What really happens when a sex worker turns to Ruhama for help:
Slim and Nun
by Maggie McNeill
For many years, Irish sex workers dreaded being captured by cops and imprisoned in the Magdalene laundries, where they were enslaved by nuns and forced into a life of unremitting toil to “cleanse” them from their “sins”. The last Magdalene laundry was closed only 19 years ago, but the nuns who ran these torture chambers did not merely go away; their zeal to torment and punish whores was so great that they re-invented themselves as Ruhama and rebranded their anti-whore crusade as a fight against “sex trafficking” and “pimps”, whom they depict as hiding behind every bush and lamppost like some sort of oversized fetish leprechaun. Longtime readers will remember that Ruhama is the chief force behind “Turn Off the Red Light”, a campaign to impose the Swedish model on Ireland; to that end they have fed tons of bullshit to obsequious Irish politicians and employed shills and sock puppets to sell their tragedy porn to the credulous press. My friend Laura Lee has been at the forefront of the fight against them for years, and on Wednesday she called my attention to the testimony of a sex worker who went in undercover to see what Ruhama really offers sex workers who come to them for help:
I decided to go to Ruhama after seeing their posters around train stations whilst touring. The posters advertised a number to text as part of their REACH Project, so I decided to contact them directly. I was aware that there was a lack of resources for sex workers to access support, and the one organisation that seemed to dominate the media coverage of the issue was Ruhama, so I decided to see what they would offer me. The Services Manager, Sheila Crowley, called to give me an appointment to see her, and a week later I found myself standing outside a pub across from St. Patrick’s college waiting to meet her. As we walked down towards her office I was told about the religious history of most of the buildings that we passed; going through the entrance to Ruhama felt like entering an old church, as their offices are located in All Hallows College (which has been run by the Vincentians since 1892).
I sat down with Sheila and discussed my financial concerns; I told her of my desire to go to full time education and the consequent worries of paying for the fees and not having enough time to work to earn the money to pay my bills and college fees. She discussed the different supports that Ruhama offers to sex workers, and explained that some women don’t want to leave the industry and just want practical support. However, she then said that after meeting with a Key Worker, it usually turns out that they do want to leave after all. She seemed to be telling me that sex workers don’t really know what we need, but that people who don’t live our lives would be able to convince us that what we need is to leave the sex industry. It would therefore seem reasonable to assume that Ruhama would be eager to offer whatever practical support we was necessary to achieve that end, but such was not the case; as the meeting went on, it became clear that practical support wasn’t on offer. In fact, Sheila told me that they don’t have the financial resources to offer the kind of practical support I was expecting. This surprised me as I was aware that the EU had awarded a grant of €284,302 to the REACH Project; the beneficiaries of which are the Irish Department of Justice and Equality and Ruhama. In fact, as I write this, Ruhama have just launched a new campaign targeting the clients of sex workers; it would seem to me that Ruhama are more invested in awareness campaigns with no substance behind them instead of actually providing us with any real help when we come to them.
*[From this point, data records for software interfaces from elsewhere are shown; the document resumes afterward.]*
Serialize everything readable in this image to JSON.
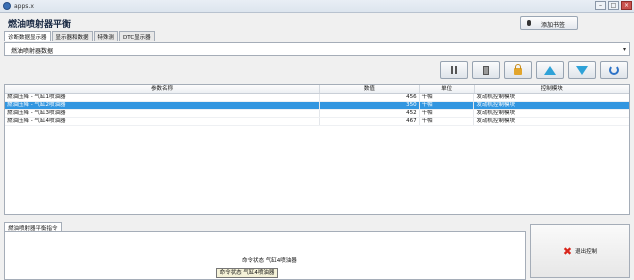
{
  "window": {
    "title": "apps.x"
  },
  "header": {
    "title": "燃油喷射器平衡",
    "add_button": "添加书签"
  },
  "tabs": [
    "诊断数据显示器",
    "显示器和数据",
    "特殊测",
    "DTC显示器"
  ],
  "selector": {
    "value": "燃油喷射器数据"
  },
  "table": {
    "headers": [
      "参数名称",
      "数值",
      "单位",
      "控制模块"
    ],
    "rows": [
      {
        "name": "燃油压降 - 气缸1喷油器",
        "value": "456",
        "unit": "千帕",
        "module": "发动机控制模块"
      },
      {
        "name": "燃油压降 - 气缸2喷油器",
        "value": "350",
        "unit": "千帕",
        "module": "发动机控制模块"
      },
      {
        "name": "燃油压降 - 气缸3喷油器",
        "value": "452",
        "unit": "千帕",
        "module": "发动机控制模块"
      },
      {
        "name": "燃油压降 - 气缸4喷油器",
        "value": "467",
        "unit": "千帕",
        "module": "发动机控制模块"
      }
    ]
  },
  "panel": {
    "tab": "燃油喷射器平衡指令",
    "status": "命令状态 气缸4喷油器",
    "button": "命令状态 气缸4喷油器"
  },
  "exit_button": "退出控制",
  "colors": {
    "selected_row": "#3296e0",
    "exit_icon": "#d9261c"
  }
}
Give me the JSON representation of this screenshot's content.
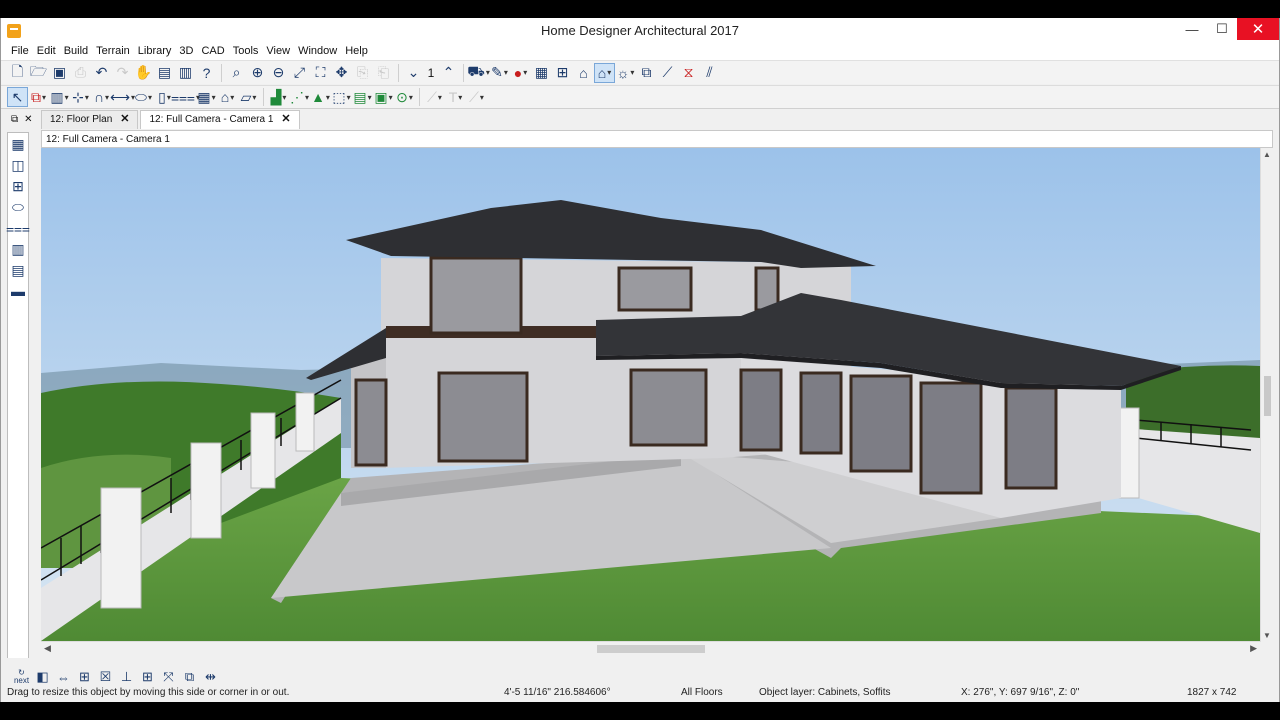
{
  "window": {
    "title": "Home Designer Architectural 2017",
    "controls": {
      "minimize": "—",
      "maximize": "☐",
      "close": "✕"
    }
  },
  "menu": [
    "File",
    "Edit",
    "Build",
    "Terrain",
    "Library",
    "3D",
    "CAD",
    "Tools",
    "View",
    "Window",
    "Help"
  ],
  "toolbar1": {
    "icons": [
      "new-plan-icon",
      "open-icon",
      "save-icon",
      "print-icon",
      "undo-icon",
      "redo-icon",
      "select-hand-icon",
      "library-icon",
      "parts-icon",
      "help-icon",
      "zoom-icon",
      "zoom-in-icon",
      "zoom-out-icon",
      "fill-window-icon",
      "fit-icon",
      "pan-icon",
      "copy-icon",
      "paste-icon",
      "floor-down-icon",
      "floor-up-icon",
      "camera-icon",
      "tape-icon",
      "record-icon",
      "render-icon",
      "elevation-icon",
      "roof-icon",
      "house-camera-icon",
      "sun-icon",
      "transform-icon",
      "eyedropper-icon",
      "material-icon",
      "paint-icon"
    ],
    "floor_number": "1"
  },
  "tabs": [
    {
      "label": "12: Floor Plan",
      "close": "✕"
    },
    {
      "label": "12: Full Camera - Camera 1",
      "close": "✕"
    }
  ],
  "view": {
    "title": "12: Full Camera - Camera 1"
  },
  "colors": {
    "sky_top": "#9cc2ea",
    "sky_bottom": "#d8e6f2",
    "wall": "#d3d3d6",
    "roof": "#2e2f33",
    "lawn": "#5e9a3c",
    "patio": "#c4c4c6",
    "close_button": "#e81123"
  },
  "bottom_tools": {
    "next_label": "next"
  },
  "status": {
    "hint": "Drag to resize this object by moving this side or corner in or out.",
    "measurement": "4'-5 11/16\" 216.584606°",
    "floors": "All Floors",
    "layer": "Object layer: Cabinets,  Soffits",
    "coords": "X: 276\", Y: 697 9/16\", Z: 0\"",
    "size": "1827 x 742"
  }
}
I’ve heard the audio recording this young woman secretly made during the interview; Crowley tells her to go on the dole for a while because she isn’t going to be able to get a regular job without references. No assistance, not even a job program; just emotional support and verbal urging to stop doing sex work. What struck me the most, however, was that Crowley clearly understands the reality of sex work quite well, despite Ruhama’s promotion of nonsensical “pimp” and “exploitation” mythology; she understands touring and advertising, recognizes that independent girls outnumber those with managers (“traffickers”) and even gets that most clients are very decent. Her issue with sex work seems to be due to some sort of belief in contamination, so that if three girls work together and the landlord doesn’t evict the one with a boyfriend, that makes the other two complicit in “trafficking” (or something like that; I had trouble following her “logic”). It just goes to show Ruhama’s incredible duplicity, spreading lies they know to be lies in order to further their rotten agenda.